The HIPAA Requirements on Patch Management

Healthcare providers are reminded by OCR to follow the HIPAA patch management requirements, which make sure that ePHI privacy, integrity, and accessibility stays secure. Flaws in the software applications code could be exploited by hackers to get into the computer network systems.

Since software programs, operating systems and healthcare devices aren’t 100% perfect, it’s likely to find vulnerabilities in these things. What is important is to discover those weaknesses immediately and to do something promptly to stop the chance that hackers would exploit the vulnerabilities.

Part of what security researchers do is to discover vulnerabilities. They submit bug reports to device manufacturers so they could create patches to correct the flaws and stop malicious actors from taking advantage of the vulnerabilities. The thing is that software programmers are unable to test all patches completely to spot all prospective problems. Consequently, patches aren’t always available on time.

Therefore, it is the IT departments’ added task to check the patches prior to utilizing them. All insecure systems and gadgets should then be fixed with the patches. This work of patch management is a major task for healthcare companies’ IT departments. With many IT systems and computer software, it seems impossible to upgrade everything considering the continuous release of patches.

In June 2018, HHS’ OCR’s cybersecurity newsletter discussed the need for patching, the requirements of HIPAA patch management and the necessity of patching vulnerable software for HIPAA compliance.
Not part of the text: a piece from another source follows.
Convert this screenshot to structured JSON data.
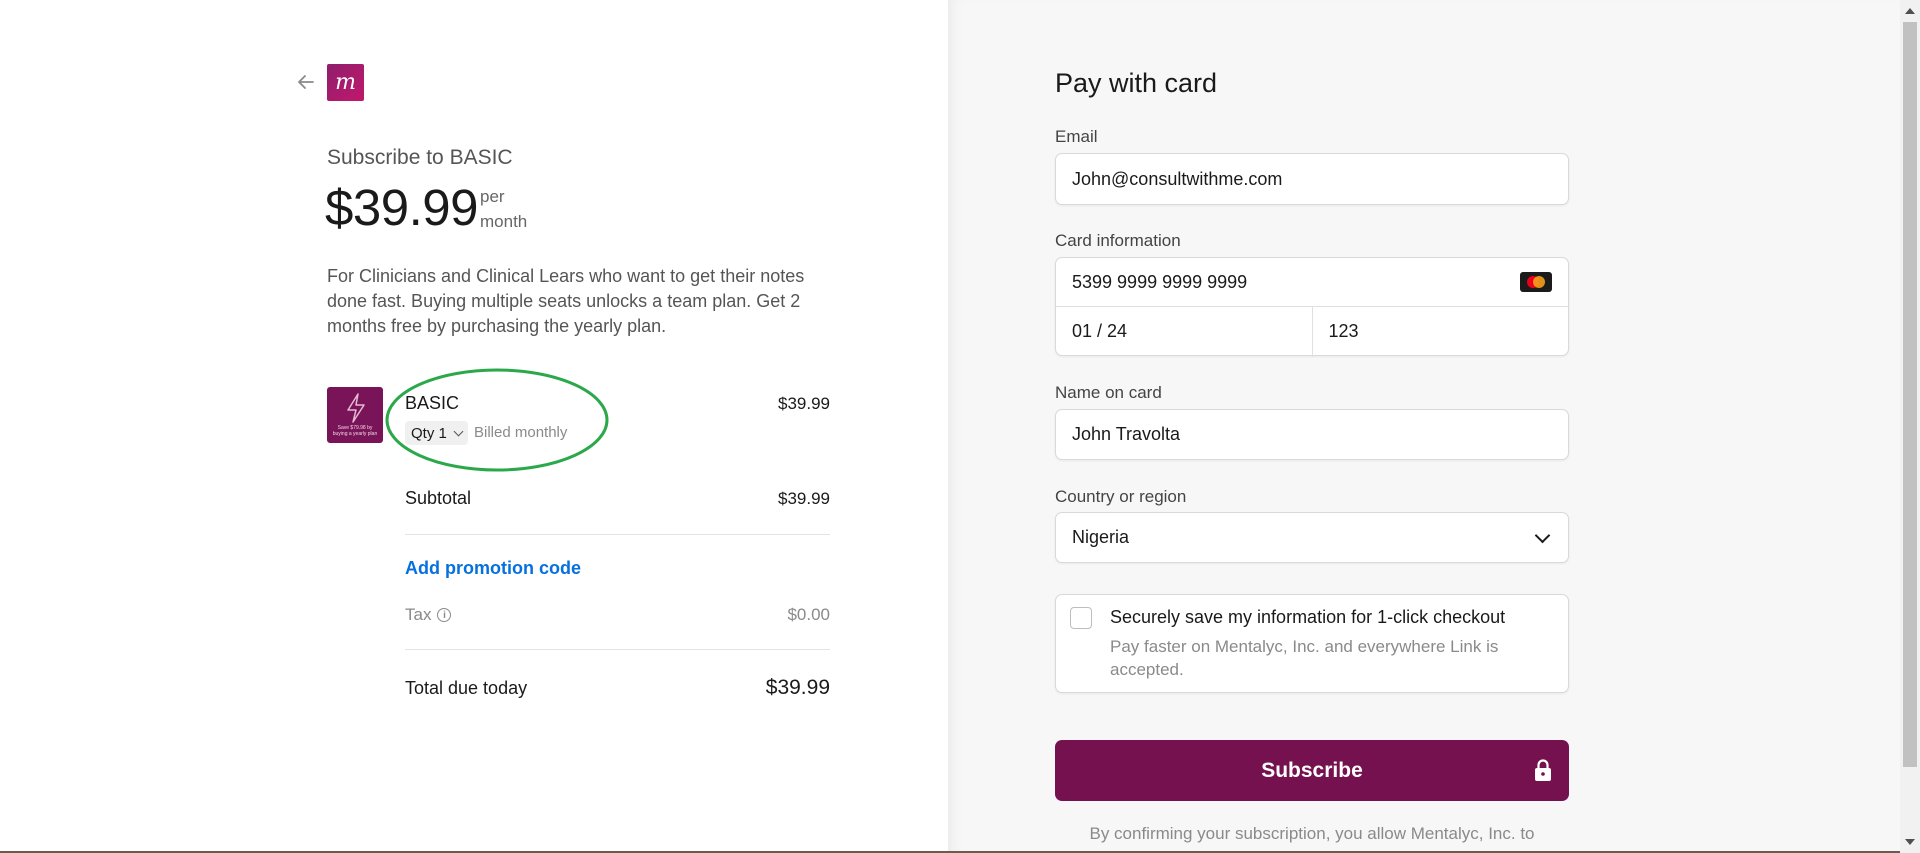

OCR explained patch management as the process of identifying, obtaining, , installing and validating patches for products and devices.

Various software programs, device firmware, email system, operating systems, applets like Java and Adobe Flash, are all at risk of security vulnerabilities. It’s vital to identify the flaws and patch them right away or the ePHI could be compromised potentially resulting in HIPAA violation. The HIPAA Security Rule doesn’t say anything about patch management. However, finding vulnerabilities is subject to the security management process standard of the HIPAA administrative safeguards.

Healthcare providers have to do risk analyses including determining vulnerabilities in order to maintain the confidentiality, integrity, and availability of ePHI – 45 C.F.R. § 164.308(a)(1)(i)(A) – and should follow HIPAA-compliant risk management processes – 45 C.F.R. § 164.308(a)(1)(i)(B). Patch management is required under 45 C.F.R. § 164.308(a)(5)(ii)(B),  the security awareness and training standard;  the protection against malicious software and the evaluation standard – 45 C.F.R. § 164.308(a)(8).

The first step of discovering vulnerabilities and managing patches is to do an extensive inventory of all existing systems, including software, firmware and operating systems being used in the entire organization. Scans ought to be performed on a regular basis to check if unauthorized software or shadow IT has been installed in the system.

Available information on the latest identified vulnerabilities and preventive action steps or patches can be found on the websites of the United States Computer Emergency Readiness Team (US-CERT <>) and the Industrial Control Systems Cyber Emergency Response Team (ICS-CERT <>). It is advisable for covered entities to check out these websites often or subscribe to alerts. Health device manufacturers as well as software sellers likewise have the essential information on vulnerabilities and fixes.

OCR recommended a Patch Management Process comprising of the following steps to make sure covered entities are able to comply with the HIPAA patch management requirements:

  1. Evaluation – Find out if the patches can be applied to the software/systems in your company
  2. Patch Testing: Do a trial application of the patch on one singled out system first to check if it will have negative effects, such as failure of applications or program instability.
  3. Approval: If the test works, confirm all the patches for application.
  4. Deployment: Implement the patches on live or production devices.
  5. Verification and Testing: Check and review systems once deployment is done to check if the patches had been implemented appropriately and the system encounters no sudden problems.

Resource on Patch Management: NIST Special Publication 800-40 Guide to Enterprise Patch Management Technologies (Revision 3)

About Christine Garcia 1299 Articles
Christine Garcia is the staff writer on Calculated HIPAA. Christine has several years experience in writing about healthcare sector issues with a focus on the compliance and cybersecurity issues. Christine has developed in-depth knowledge of HIPAA regulations. You can contact Christine at [email protected]. You can follow Christine on Twitter at